This verse and what follows it are a pure and simple summary of the gospel. Paul says that the death of Christ for sins as well as His resurrection–both according to the Scriptures–are the basic content of the gospel message Paul preached. He says that these simple truths are of first importance. We can say much more about the depth of the gospel and what its broad implications are for the world and Christian ministry. But it all starts here and is of first importance: Christ died for our sins.
One of the sweetest words in this part of the verse is the possessive adjective “our.” Christ died for our sins. Yours and mine. Sins we have actually committed, yesterday, earlier this morning, and will commit tomorrow. Jesus died for those sins. You see, Christ’s death was more than just a vivid depiction of the punishment sin deserves, demonstrating God’s displeasure with it. We can certainly draw that conclusion, but there is, wonderfully, more to it. We can’t reduce the crucifixion to an act of moral theater, a symbolic sacrifice meant to inspire. A symbolic death won’t atone for real sins. Jesus died for sins. Our sins.
Why does this matter?

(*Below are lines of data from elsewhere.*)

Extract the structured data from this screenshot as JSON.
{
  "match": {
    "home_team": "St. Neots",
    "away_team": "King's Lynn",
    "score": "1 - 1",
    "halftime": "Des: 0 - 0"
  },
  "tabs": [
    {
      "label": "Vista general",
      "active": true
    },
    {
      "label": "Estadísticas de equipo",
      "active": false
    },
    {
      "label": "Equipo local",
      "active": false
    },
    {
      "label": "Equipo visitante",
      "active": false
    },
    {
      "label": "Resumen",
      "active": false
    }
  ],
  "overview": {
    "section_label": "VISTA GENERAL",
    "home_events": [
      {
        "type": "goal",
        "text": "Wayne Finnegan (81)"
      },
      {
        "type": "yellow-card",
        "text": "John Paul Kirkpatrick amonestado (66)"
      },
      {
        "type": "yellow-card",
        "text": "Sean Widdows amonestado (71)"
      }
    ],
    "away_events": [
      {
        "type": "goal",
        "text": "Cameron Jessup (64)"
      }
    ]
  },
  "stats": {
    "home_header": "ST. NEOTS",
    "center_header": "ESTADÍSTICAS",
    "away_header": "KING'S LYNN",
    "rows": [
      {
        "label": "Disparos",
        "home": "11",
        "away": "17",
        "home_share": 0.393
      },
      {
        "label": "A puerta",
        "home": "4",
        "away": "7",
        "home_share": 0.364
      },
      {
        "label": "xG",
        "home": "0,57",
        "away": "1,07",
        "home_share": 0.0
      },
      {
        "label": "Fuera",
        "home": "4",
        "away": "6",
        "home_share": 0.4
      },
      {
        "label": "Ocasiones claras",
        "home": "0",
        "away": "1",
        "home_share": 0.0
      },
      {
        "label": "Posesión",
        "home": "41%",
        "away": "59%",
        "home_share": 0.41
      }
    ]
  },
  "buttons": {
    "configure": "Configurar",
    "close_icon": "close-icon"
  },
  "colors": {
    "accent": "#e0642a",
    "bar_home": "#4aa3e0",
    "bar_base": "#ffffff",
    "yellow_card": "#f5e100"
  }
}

Right out of the gate, the gospel forces us to deal with the reality that we have committed actual sins. Sin is the biblical word used to describe the power that drives us to love what is evil and turn from God; it describes our fallen nature. Sins are the thoughts and deeds we commit that break God’s law. ‘Sin’ describes our rebellious nature; ‘sins’ describes our rebellious acts. It is important to get this right. We commit sins because we are sinners. So it isn’t enough to say that I am, generally speaking, a bad person who needs saving in an undefined sort of way. I must go on to say I have done real evil deeds for which I am accountable. The gospel, if communicated properly, will make our sins more conspicuous to us, not less. Notice how Jesus was not shy to point out the specific sins of those whom he encountered (John 4 and Luke 18:18-30 are good examples).
But it is here where the gospel shines best. When our specific sins are uncovered, it should lead to despair, but the gospel teaches us that Jesus died for those very sins. This means Jesus is a real Savior, not a hypothetical one. Sometimes we are content to admit that we are sinners in general, but don’t want to talk about the specifics. We can live in that delusion for so long. But the gospel rips that false comfort away and numbers our crimes, only to then bring the true comfort that comes from knowing that Christ has atoned for each and every one of them. He has died for our sins. The sins we must own and have actually committed. May this bring you comfort when your sins are real and you need forgiveness. Seek it in Christ, who has died for even those sins. This is of first importance.